An interchange I had with William Thornton a few weeks ago caused me to think about advice given to me by old preachers. I was ordained to the gospel ministry at the FBC of Bentonville, Arkansas, in 1971. Several older pastors gave me advice and counsel, both that day and in the following weeks. I wish I could remember all they told me, but I do remember these gems.
Preach the Word and love your people. Probably, all our Voices readers have heard this one. It’s really common, but it is common for a reason. It is good advice. A pastor should focus on preaching the Bible, and he should love his people. Now, not all members are easy to love, but we should pray for grace to love them all.
The more the people know, the more the people will give. The pastor who told me this tried to help me understand that knowing the need will motivate people to give money or time or whatever. I’ve found this to be true. When I’ve presented a need clearly, God’s people have responded generously.
If you don’t know what to preach, then just brag on Jesus. I grew up in the Ozarks, and this sounds like a mountain preacher. I’ve shared this with my students over the years. A preacher can’t go wrong magnifying the Lord Jesus. Probably, we don’t do it enough. I have preached in many countries around the world, and there is a spiritual magnetism in Jesus Christ that attracts people of all cultures.
If you’re in a building program, show them the bricks. The pastor who shared this emphasized the importance of making a financial appeal practical and concrete. Organizations like Compassion International (which I commend to you) do this by saying “Giving $19 a month will feed this child.” If you are trying to raise money for a building, tell your folks that a gift of $100 will purchase 30 bricks.
Tell the truth and trust the people. This means that openness and transparency are the best policy. If you try to cover up something, the problem will be compounded. Of course, sometimes there are legalities involved, but usually we can be open with our members.
Study and pray in the morning and visit in the afternoon. This is advice Dr. W. A. Criswell gave to his “preacher boys.” It is good advice. A pastor does need to spend time in prayer and sermon preparation, but he also needs to get out among the flock. There is a trend now for pastors to spend all their time in the office. If you do that, you won’t understand your people. Beyond that, you need to visit members in the hospital and evangelize the lost.

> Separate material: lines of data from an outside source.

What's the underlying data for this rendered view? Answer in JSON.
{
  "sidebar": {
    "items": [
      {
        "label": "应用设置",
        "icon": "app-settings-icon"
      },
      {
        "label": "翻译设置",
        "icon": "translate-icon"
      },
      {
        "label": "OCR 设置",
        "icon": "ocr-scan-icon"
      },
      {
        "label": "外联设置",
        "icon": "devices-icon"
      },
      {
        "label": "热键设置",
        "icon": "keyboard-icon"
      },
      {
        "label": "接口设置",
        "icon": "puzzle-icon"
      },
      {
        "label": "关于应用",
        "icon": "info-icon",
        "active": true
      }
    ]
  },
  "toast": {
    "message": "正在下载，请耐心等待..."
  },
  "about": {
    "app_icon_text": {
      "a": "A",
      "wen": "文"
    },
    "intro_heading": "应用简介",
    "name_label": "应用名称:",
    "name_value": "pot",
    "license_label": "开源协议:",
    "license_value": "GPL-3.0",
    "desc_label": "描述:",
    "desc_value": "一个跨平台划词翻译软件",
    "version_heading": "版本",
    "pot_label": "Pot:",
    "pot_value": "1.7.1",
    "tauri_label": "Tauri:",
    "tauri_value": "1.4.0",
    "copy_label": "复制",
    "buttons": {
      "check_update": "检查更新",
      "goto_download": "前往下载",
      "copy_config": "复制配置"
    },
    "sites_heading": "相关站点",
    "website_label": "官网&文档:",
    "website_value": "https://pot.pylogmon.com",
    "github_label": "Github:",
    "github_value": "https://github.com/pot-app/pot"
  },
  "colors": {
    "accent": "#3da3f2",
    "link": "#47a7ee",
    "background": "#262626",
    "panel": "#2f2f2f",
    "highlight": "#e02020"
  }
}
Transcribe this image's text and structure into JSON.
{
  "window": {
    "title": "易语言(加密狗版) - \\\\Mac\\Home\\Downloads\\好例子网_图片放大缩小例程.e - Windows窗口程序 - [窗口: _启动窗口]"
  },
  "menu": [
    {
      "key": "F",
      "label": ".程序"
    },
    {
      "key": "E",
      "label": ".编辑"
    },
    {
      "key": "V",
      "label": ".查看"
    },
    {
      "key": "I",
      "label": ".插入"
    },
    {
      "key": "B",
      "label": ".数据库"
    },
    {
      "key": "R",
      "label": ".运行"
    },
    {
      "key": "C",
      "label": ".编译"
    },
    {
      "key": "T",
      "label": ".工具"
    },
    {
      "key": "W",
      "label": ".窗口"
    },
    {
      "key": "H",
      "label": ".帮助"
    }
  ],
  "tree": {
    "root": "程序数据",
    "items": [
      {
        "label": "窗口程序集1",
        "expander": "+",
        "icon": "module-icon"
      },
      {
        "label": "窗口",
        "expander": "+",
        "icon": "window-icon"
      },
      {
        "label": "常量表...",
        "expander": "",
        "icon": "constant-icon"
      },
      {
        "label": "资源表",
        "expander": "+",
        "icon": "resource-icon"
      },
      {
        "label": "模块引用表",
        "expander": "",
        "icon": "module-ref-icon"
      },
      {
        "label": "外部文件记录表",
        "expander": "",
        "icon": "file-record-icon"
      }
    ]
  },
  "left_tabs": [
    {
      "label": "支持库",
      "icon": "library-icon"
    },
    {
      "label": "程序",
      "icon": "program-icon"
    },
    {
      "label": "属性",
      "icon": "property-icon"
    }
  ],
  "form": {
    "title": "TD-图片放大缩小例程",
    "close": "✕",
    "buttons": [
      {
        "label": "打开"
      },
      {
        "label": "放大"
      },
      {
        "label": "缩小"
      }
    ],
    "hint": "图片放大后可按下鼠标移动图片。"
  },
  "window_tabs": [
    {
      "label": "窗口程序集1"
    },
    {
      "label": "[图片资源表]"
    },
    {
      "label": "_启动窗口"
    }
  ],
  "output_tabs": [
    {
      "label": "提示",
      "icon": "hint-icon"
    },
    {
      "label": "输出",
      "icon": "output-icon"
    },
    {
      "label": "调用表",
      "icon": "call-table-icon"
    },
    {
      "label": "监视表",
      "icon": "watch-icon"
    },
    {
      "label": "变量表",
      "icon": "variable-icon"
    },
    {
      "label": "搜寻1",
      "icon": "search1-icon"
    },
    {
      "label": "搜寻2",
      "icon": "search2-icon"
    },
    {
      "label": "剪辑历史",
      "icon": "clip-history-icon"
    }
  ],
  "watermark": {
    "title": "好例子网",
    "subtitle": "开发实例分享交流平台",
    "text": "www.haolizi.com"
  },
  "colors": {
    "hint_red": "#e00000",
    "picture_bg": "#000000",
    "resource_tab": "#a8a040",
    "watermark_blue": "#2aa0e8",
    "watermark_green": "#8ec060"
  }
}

This advice leads to a healthy balance.
God won’t put baby Christians in a refrigerator. This means that God won’t bless a spiritually cold church with new converts.
Announce your Bible text twice. Then, when the pages stop rustling, begin reading your text. Of course, when I was a young preacher, no one imagined electronic devices with the Bible on them. Still, lots of folks (like me) bring a Bible with paper pages to church. So, you can listen for those pages. Also, it is always good to announce your Bible text twice.
Don’t mess with the cemetery and don’t mess with the WMU. You can’t win if you get involved with a fuss about the church cemetery, and you can’t win by interjecting yourself into a WMU spat. One pastor told me emphatically, “I will never ever accept another church that owns a cemetery.”
The success of your pastorate will be measured by how the church does after you leave. The pastor of our church during my high school years, Rhine McMurray, taught me this. He meant that a good pastor trains lay leaders who will lead the church well after he leaves. If the church falls apart after the pastor leaves, then he did not develop strong church leaders.
I’ve benefited a lot from the advice of older pastors. Now, that I’m an old preacher, I need to advise and mentor young preachers, who are just beginning. I’m thinking that I need to be more proactive in that regard. If you are just beginning in ministry, seek a wise, older pastor who can advise you and warn you. We’re all in this together!